On the other hand, don’t ever assume your sin is too great for God’s grace. Paul sets himself up as a living example of this fact: even if your sin is as deep as the ocean, the grace of our Lord OVERFLOWS for us with the faith and love that are in Christ Jesus. Imagining anything else is nothing short of idolatry—to put it bluntly, how arrogant is it to imagine that your sin is too big for the God of the universe to forgive? We are not that great, and God is not that small. No sin is too big for God’s grace to overcome. The saying is trustworthy and deserving of full acceptance, that Christ Jesus came into the world to save sinners.

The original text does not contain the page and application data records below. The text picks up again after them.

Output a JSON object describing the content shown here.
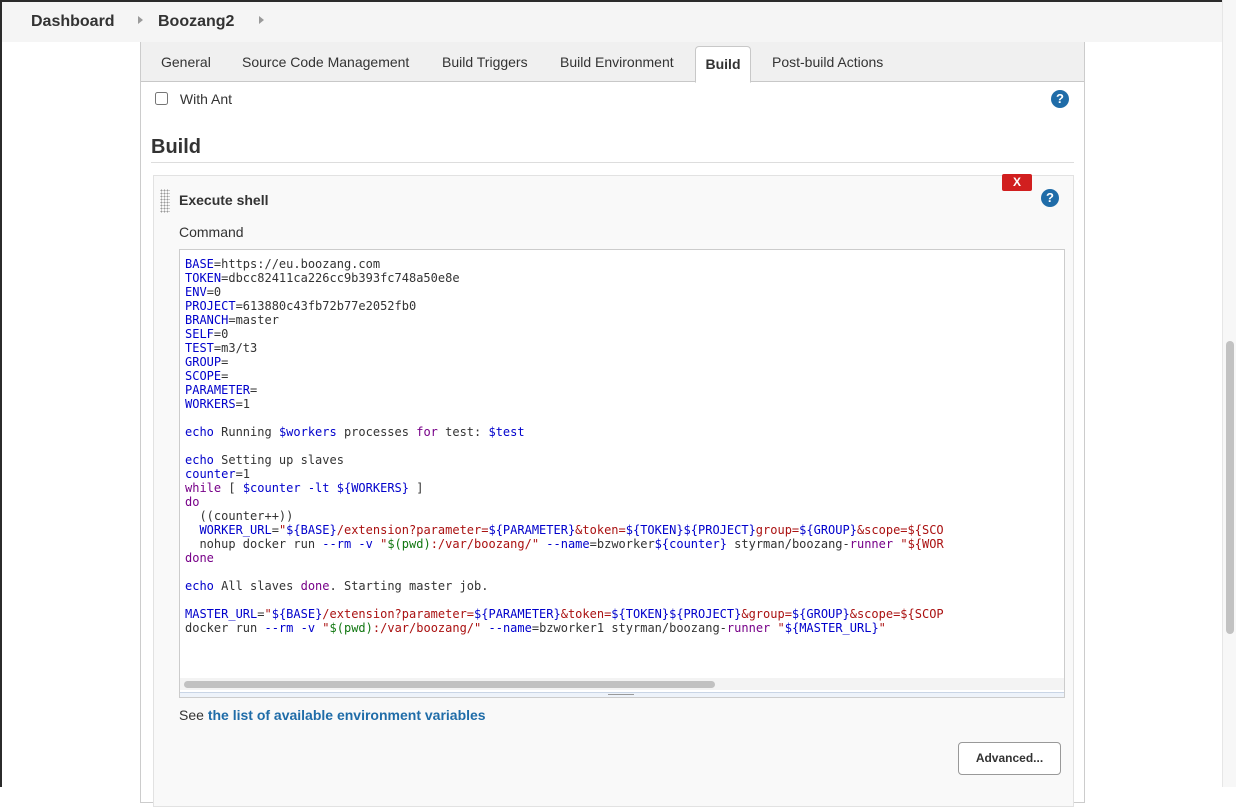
{
  "breadcrumbs": [
    {
      "label": "Dashboard"
    },
    {
      "label": "Boozang2"
    }
  ],
  "tabs": [
    {
      "label": "General"
    },
    {
      "label": "Source Code Management"
    },
    {
      "label": "Build Triggers"
    },
    {
      "label": "Build Environment"
    },
    {
      "label": "Build",
      "active": true
    },
    {
      "label": "Post-build Actions"
    }
  ],
  "with_ant": {
    "label": "With Ant",
    "checked": false
  },
  "help_label": "?",
  "build_section": {
    "title": "Build",
    "step": {
      "title": "Execute shell",
      "delete_label": "X",
      "command_label": "Command",
      "command_lines": [
        "BASE=https://eu.boozang.com",
        "TOKEN=dbcc82411ca226cc9b393fc748a50e8e",
        "ENV=0",
        "PROJECT=613880c43fb72b77e2052fb0",
        "BRANCH=master",
        "SELF=0",
        "TEST=m3/t3",
        "GROUP=",
        "SCOPE=",
        "PARAMETER=",
        "WORKERS=1",
        "",
        "echo Running $workers processes for test: $test",
        "",
        "echo Setting up slaves",
        "counter=1",
        "while [ $counter -lt ${WORKERS} ]",
        "do",
        "  ((counter++))",
        "  WORKER_URL=\"${BASE}/extension?parameter=${PARAMETER}&token=${TOKEN}${PROJECT}group=${GROUP}&scope=${SCO",
        "  nohup docker run --rm -v \"$(pwd):/var/boozang/\" --name=bzworker${counter} styrman/boozang-runner \"${WOR",
        "done",
        "",
        "echo All slaves done. Starting master job.",
        "",
        "MASTER_URL=\"${BASE}/extension?parameter=${PARAMETER}&token=${TOKEN}${PROJECT}&group=${GROUP}&scope=${SCOP",
        "docker run --rm -v \"$(pwd):/var/boozang/\" --name=bzworker1 styrman/boozang-runner \"${MASTER_URL}\""
      ],
      "env_note_prefix": "See ",
      "env_note_link": "the list of available environment variables",
      "advanced_label": "Advanced..."
    }
  },
  "colors": {
    "help_blue": "#1f6ca8",
    "delete_red": "#d11f1f",
    "code_variable": "#0000cc",
    "code_string": "#aa1111",
    "code_subshell": "#117711",
    "code_keyword": "#770088"
  }
}
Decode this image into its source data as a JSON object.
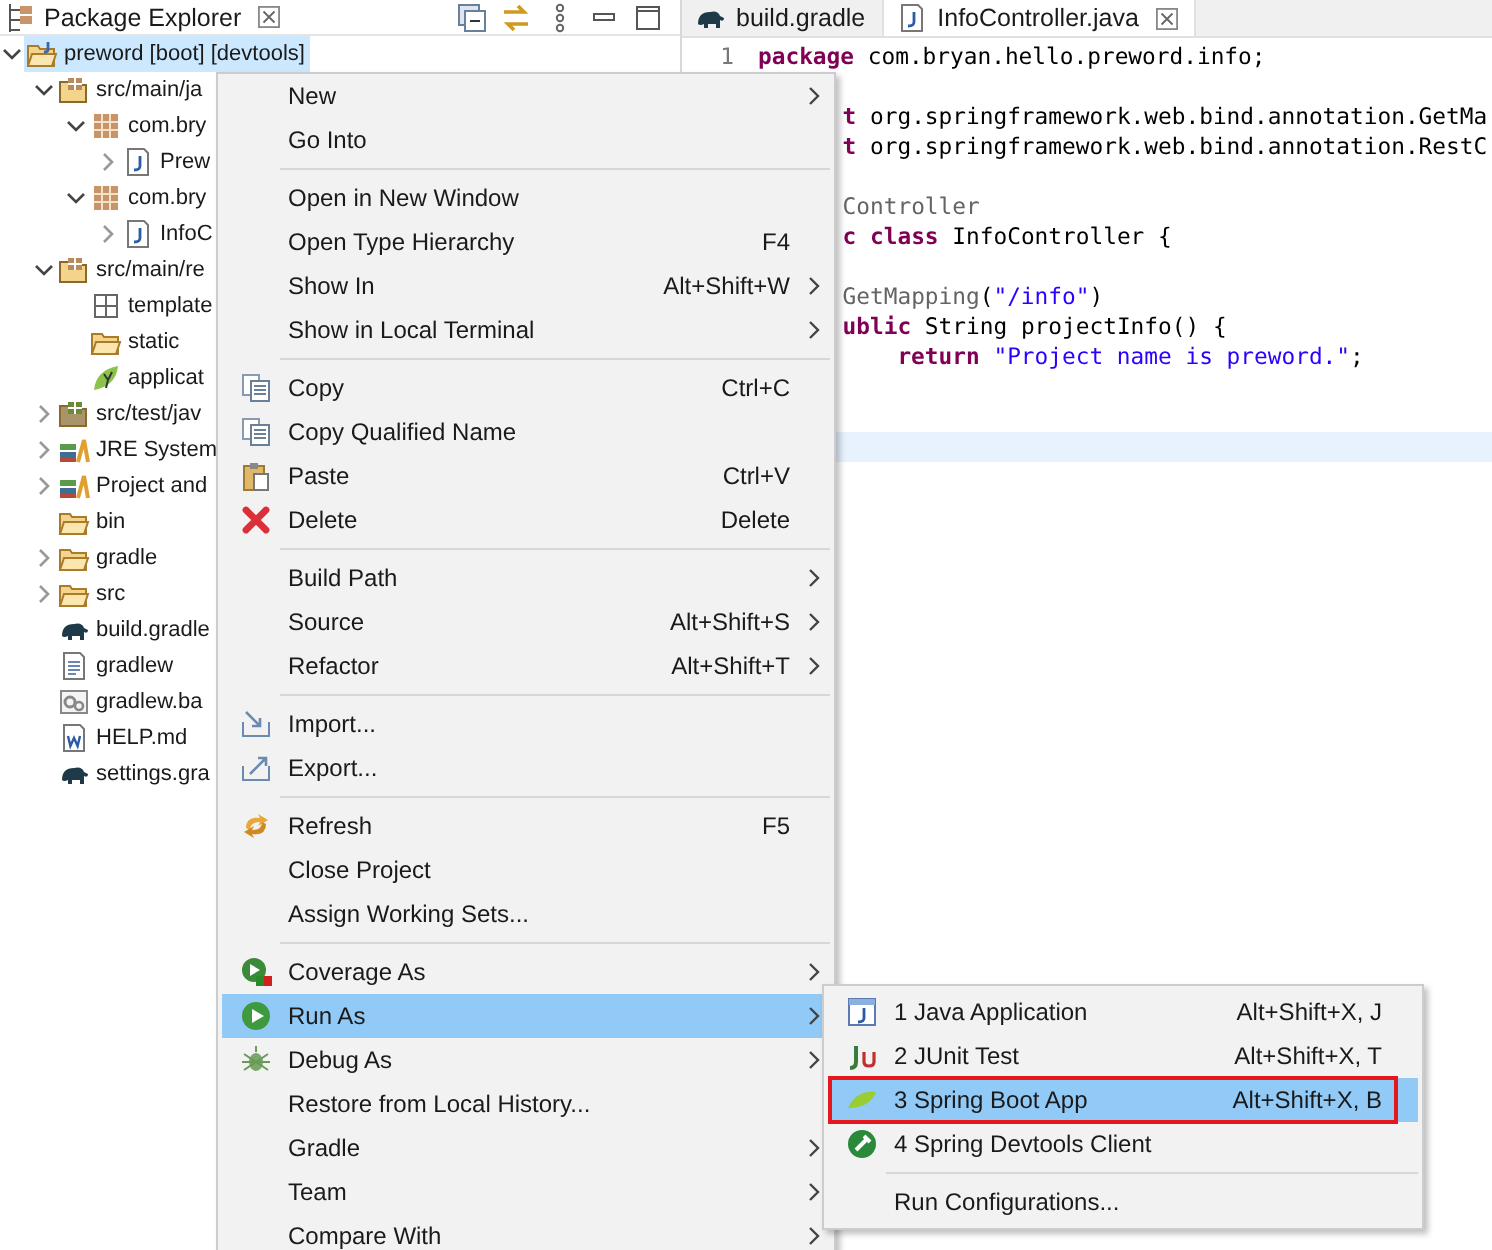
{
  "explorer": {
    "title": "Package Explorer"
  },
  "tree": [
    {
      "label": "preword [boot] [devtools]",
      "kind": "project",
      "expanded": true,
      "selected": true,
      "children": [
        {
          "label": "src/main/ja",
          "kind": "source-folder",
          "expanded": true,
          "selected": false,
          "children": [
            {
              "label": "com.bry",
              "kind": "package",
              "expanded": true,
              "selected": false,
              "children": [
                {
                  "label": "Prew",
                  "kind": "java-file",
                  "expanded": false,
                  "selected": false
                }
              ]
            },
            {
              "label": "com.bry",
              "kind": "package",
              "expanded": true,
              "selected": false,
              "children": [
                {
                  "label": "InfoC",
                  "kind": "java-file",
                  "expanded": false,
                  "selected": false
                }
              ]
            }
          ]
        },
        {
          "label": "src/main/re",
          "kind": "source-folder",
          "expanded": true,
          "selected": false,
          "children": [
            {
              "label": "template",
              "kind": "empty-package",
              "selected": false
            },
            {
              "label": "static",
              "kind": "folder",
              "selected": false
            },
            {
              "label": "applicat",
              "kind": "spring-file",
              "selected": false
            }
          ]
        },
        {
          "label": "src/test/jav",
          "kind": "test-folder",
          "expanded": false,
          "selected": false
        },
        {
          "label": "JRE System",
          "kind": "library",
          "expanded": false,
          "selected": false
        },
        {
          "label": "Project and",
          "kind": "library",
          "expanded": false,
          "selected": false
        },
        {
          "label": "bin",
          "kind": "folder",
          "selected": false
        },
        {
          "label": "gradle",
          "kind": "folder",
          "expanded": false,
          "selected": false
        },
        {
          "label": "src",
          "kind": "folder",
          "expanded": false,
          "selected": false
        },
        {
          "label": "build.gradle",
          "kind": "gradle-file",
          "selected": false
        },
        {
          "label": "gradlew",
          "kind": "text-file",
          "selected": false
        },
        {
          "label": "gradlew.ba",
          "kind": "script-file",
          "selected": false
        },
        {
          "label": "HELP.md",
          "kind": "doc-file",
          "selected": false
        },
        {
          "label": "settings.gra",
          "kind": "gradle-file",
          "selected": false
        }
      ]
    }
  ],
  "editor_tabs": [
    {
      "label": "build.gradle",
      "kind": "gradle",
      "selected": false
    },
    {
      "label": "InfoController.java",
      "kind": "java",
      "selected": true
    }
  ],
  "code": {
    "line_number": "1",
    "lines": [
      {
        "kind": "code",
        "covered_start": false,
        "tokens": [
          {
            "text": "package",
            "kind": "keyword"
          },
          {
            "text": " com.bryan.hello.preword.info;",
            "kind": "plain"
          }
        ]
      },
      {
        "kind": "blank"
      },
      {
        "kind": "code",
        "covered_start": true,
        "tokens": [
          {
            "text": "t",
            "kind": "keyword"
          },
          {
            "text": " org.springframework.web.bind.annotation.GetMa",
            "kind": "plain"
          }
        ]
      },
      {
        "kind": "code",
        "covered_start": true,
        "tokens": [
          {
            "text": "t",
            "kind": "keyword"
          },
          {
            "text": " org.springframework.web.bind.annotation.RestC",
            "kind": "plain"
          }
        ]
      },
      {
        "kind": "blank"
      },
      {
        "kind": "code",
        "covered_start": true,
        "tokens": [
          {
            "text": "Controller",
            "kind": "annotation"
          }
        ]
      },
      {
        "kind": "code",
        "covered_start": true,
        "tokens": [
          {
            "text": "c class",
            "kind": "keyword"
          },
          {
            "text": " InfoController {",
            "kind": "plain"
          }
        ]
      },
      {
        "kind": "blank"
      },
      {
        "kind": "code",
        "covered_start": true,
        "tokens": [
          {
            "text": "GetMapping",
            "kind": "annotation"
          },
          {
            "text": "(",
            "kind": "plain"
          },
          {
            "text": "\"/info\"",
            "kind": "string"
          },
          {
            "text": ")",
            "kind": "plain"
          }
        ]
      },
      {
        "kind": "code",
        "covered_start": true,
        "tokens": [
          {
            "text": "ublic",
            "kind": "keyword"
          },
          {
            "text": " String projectInfo() {",
            "kind": "plain"
          }
        ]
      },
      {
        "kind": "code",
        "covered_start": true,
        "indented": true,
        "tokens": [
          {
            "text": "return",
            "kind": "keyword"
          },
          {
            "text": " \"Project name is preword.\"",
            "kind": "string"
          },
          {
            "text": ";",
            "kind": "plain"
          }
        ]
      },
      {
        "kind": "blank"
      },
      {
        "kind": "blank"
      },
      {
        "kind": "blank",
        "current": true
      }
    ]
  },
  "context_menu": {
    "groups": [
      [
        {
          "label": "New",
          "submenu": true,
          "selected": false
        },
        {
          "label": "Go Into",
          "selected": false
        }
      ],
      [
        {
          "label": "Open in New Window",
          "selected": false
        },
        {
          "label": "Open Type Hierarchy",
          "shortcut": "F4",
          "selected": false
        },
        {
          "label": "Show In",
          "shortcut": "Alt+Shift+W",
          "submenu": true,
          "selected": false
        },
        {
          "label": "Show in Local Terminal",
          "submenu": true,
          "selected": false
        }
      ],
      [
        {
          "label": "Copy",
          "shortcut": "Ctrl+C",
          "selected": false
        },
        {
          "label": "Copy Qualified Name",
          "selected": false
        },
        {
          "label": "Paste",
          "shortcut": "Ctrl+V",
          "selected": false
        },
        {
          "label": "Delete",
          "shortcut": "Delete",
          "selected": false
        }
      ],
      [
        {
          "label": "Build Path",
          "submenu": true,
          "selected": false
        },
        {
          "label": "Source",
          "shortcut": "Alt+Shift+S",
          "submenu": true,
          "selected": false
        },
        {
          "label": "Refactor",
          "shortcut": "Alt+Shift+T",
          "submenu": true,
          "selected": false
        }
      ],
      [
        {
          "label": "Import...",
          "selected": false
        },
        {
          "label": "Export...",
          "selected": false
        }
      ],
      [
        {
          "label": "Refresh",
          "shortcut": "F5",
          "selected": false
        },
        {
          "label": "Close Project",
          "selected": false
        },
        {
          "label": "Assign Working Sets...",
          "selected": false
        }
      ],
      [
        {
          "label": "Coverage As",
          "submenu": true,
          "selected": false
        },
        {
          "label": "Run As",
          "submenu": true,
          "selected": true
        },
        {
          "label": "Debug As",
          "submenu": true,
          "selected": false
        },
        {
          "label": "Restore from Local History...",
          "selected": false
        },
        {
          "label": "Gradle",
          "submenu": true,
          "selected": false
        },
        {
          "label": "Team",
          "submenu": true,
          "selected": false
        },
        {
          "label": "Compare With",
          "submenu": true,
          "selected": false
        }
      ]
    ]
  },
  "run_as_menu": {
    "groups": [
      [
        {
          "label": "1 Java Application",
          "shortcut": "Alt+Shift+X, J",
          "selected": false,
          "annotated": false
        },
        {
          "label": "2 JUnit Test",
          "shortcut": "Alt+Shift+X, T",
          "selected": false,
          "annotated": false
        },
        {
          "label": "3 Spring Boot App",
          "shortcut": "Alt+Shift+X, B",
          "selected": true,
          "annotated": true
        },
        {
          "label": "4 Spring Devtools Client",
          "selected": false,
          "annotated": false
        }
      ],
      [
        {
          "label": "Run Configurations...",
          "selected": false,
          "annotated": false
        }
      ]
    ]
  }
}
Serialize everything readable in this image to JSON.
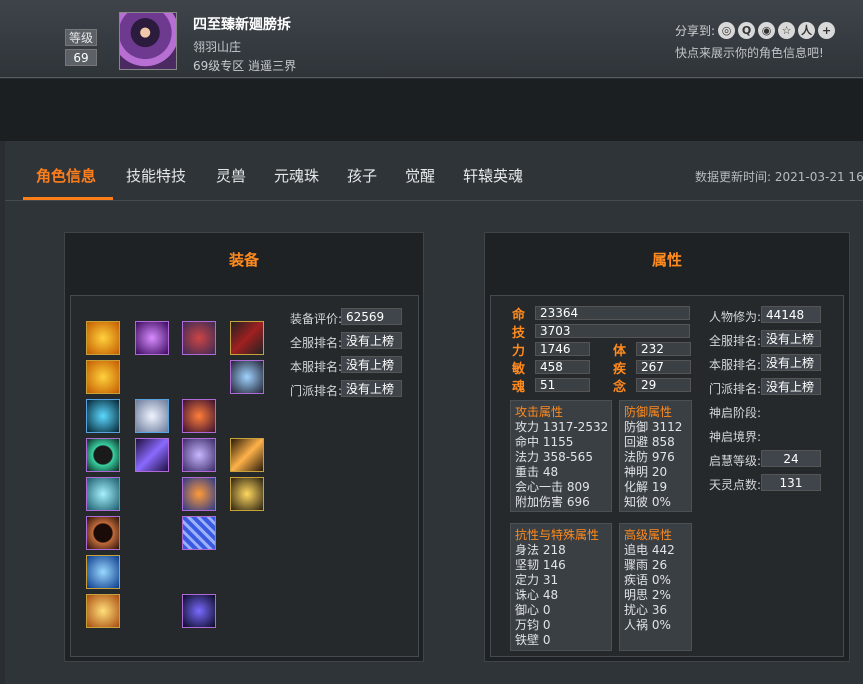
{
  "character": {
    "level_label": "等级",
    "level": "69",
    "name": "四至臻新廽膀拆",
    "sect": "翎羽山庄",
    "server": "69级专区 逍遥三界"
  },
  "share": {
    "label": "分享到:",
    "tip": "快点来展示你的角色信息吧!",
    "icons": [
      "wechat-icon",
      "qq-icon",
      "weibo-icon",
      "qzone-icon",
      "renren-icon",
      "more-icon"
    ]
  },
  "tabs": [
    "角色信息",
    "技能特技",
    "灵兽",
    "元魂珠",
    "孩子",
    "觉醒",
    "轩辕英魂"
  ],
  "update": {
    "label": "数据更新时间:",
    "value": "2021-03-21 16"
  },
  "equip": {
    "title": "装备",
    "score_label": "装备评价:",
    "score": "62569",
    "ranks": [
      {
        "label": "全服排名:",
        "value": "没有上榜"
      },
      {
        "label": "本服排名:",
        "value": "没有上榜"
      },
      {
        "label": "门派排名:",
        "value": "没有上榜"
      }
    ]
  },
  "attr": {
    "title": "属性",
    "hp": {
      "k": "命",
      "v": "23364"
    },
    "skill": {
      "k": "技",
      "v": "3703"
    },
    "pairs": [
      [
        {
          "k": "力",
          "v": "1746"
        },
        {
          "k": "体",
          "v": "232"
        }
      ],
      [
        {
          "k": "敏",
          "v": "458"
        },
        {
          "k": "疾",
          "v": "267"
        }
      ],
      [
        {
          "k": "魂",
          "v": "51"
        },
        {
          "k": "念",
          "v": "29"
        }
      ]
    ],
    "right": [
      {
        "label": "人物修为:",
        "value": "44148"
      },
      {
        "label": "全服排名:",
        "value": "没有上榜"
      },
      {
        "label": "本服排名:",
        "value": "没有上榜"
      },
      {
        "label": "门派排名:",
        "value": "没有上榜"
      },
      {
        "label": "神启阶段:",
        "value": ""
      },
      {
        "label": "神启境界:",
        "value": ""
      },
      {
        "label": "启慧等级:",
        "value": "24"
      },
      {
        "label": "天灵点数:",
        "value": "131"
      }
    ],
    "attack": {
      "title": "攻击属性",
      "rows": [
        "攻力 1317-2532",
        "命中 1155",
        "法力 358-565",
        "重击 48",
        "会心一击 809",
        "附加伤害 696"
      ]
    },
    "defense": {
      "title": "防御属性",
      "rows": [
        "防御 3112",
        "回避 858",
        "法防 976",
        "神明 20",
        "化解 19",
        "知彼 0%"
      ]
    },
    "resist": {
      "title": "抗性与特殊属性",
      "rows": [
        "身法 218",
        "坚韧 146",
        "定力 31",
        "诛心 48",
        "御心 0",
        "万钧 0",
        "铁壁 0"
      ]
    },
    "advanced": {
      "title": "高级属性",
      "rows": [
        "追电 442",
        "骤雨 26",
        "疾语 0%",
        "明思 2%",
        "扰心 36",
        "人祸 0%"
      ]
    }
  }
}
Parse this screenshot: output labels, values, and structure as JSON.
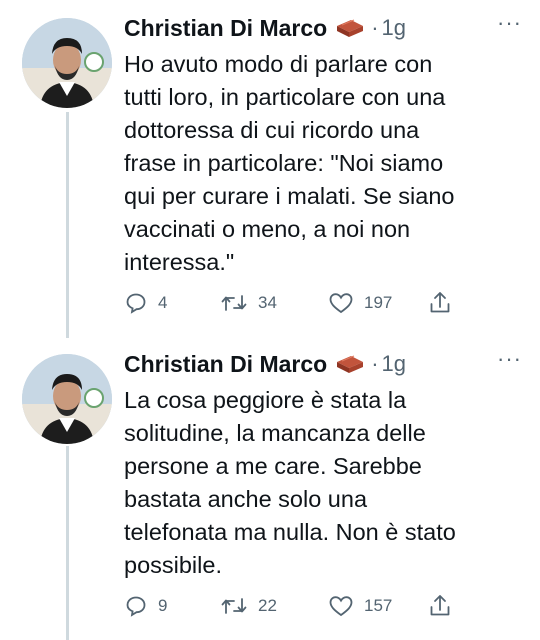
{
  "tweets": [
    {
      "author": "Christian Di Marco",
      "badge": "brick-emoji",
      "separator": "·",
      "time": "1g",
      "more": "···",
      "text": "Ho avuto modo di parlare con\ntutti loro, in particolare con una\ndottoressa di cui ricordo una\nfrase in particolare: \"Noi siamo\nqui per curare i malati. Se siano\nvaccinati o meno, a noi non\ninteressa.\"",
      "replies": "4",
      "retweets": "34",
      "likes": "197"
    },
    {
      "author": "Christian Di Marco",
      "badge": "brick-emoji",
      "separator": "·",
      "time": "1g",
      "more": "···",
      "text": "La cosa peggiore è stata la\nsolitudine, la mancanza delle\npersone a me care. Sarebbe\nbastata anche solo una\ntelefonata ma nulla. Non è stato\npossibile.",
      "replies": "9",
      "retweets": "22",
      "likes": "157"
    }
  ],
  "colors": {
    "text": "#0f1419",
    "secondary": "#536471",
    "thread_line": "#cfd9de"
  },
  "icons": [
    "reply-icon",
    "retweet-icon",
    "like-icon",
    "share-icon",
    "more-icon"
  ]
}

And if we have received God’s grace, if he has shown us this mercy, we are living examples of the gospel. So brothers and sisters, we mustn’t ignore those around us who need the same grace. The aim of our charge is love. And whether or not we are motivated by love is as plain as the nose on our face. If we see ourselves as morally worthy, and others as morally poor, people can feel that; they can sense our disapproval and the distance that we think is between us—and so they shut down, because who wouldn’t? But if we see ourselves as morally poor needy and sinful (because we are), we’ll be amazed that God would ever give us such a gift. That thankfulness pushes us to love other people as people, and to desire to share this wonderful thing we have undeservingly received. And people can feel that too. So let us love others by letting them see us as we are: not as perfect saints who have it all together, who set the standard of acceptability by God, but as sinners who need saving as badly as anyone else, and who are living proofs that God does indeed save gloriously.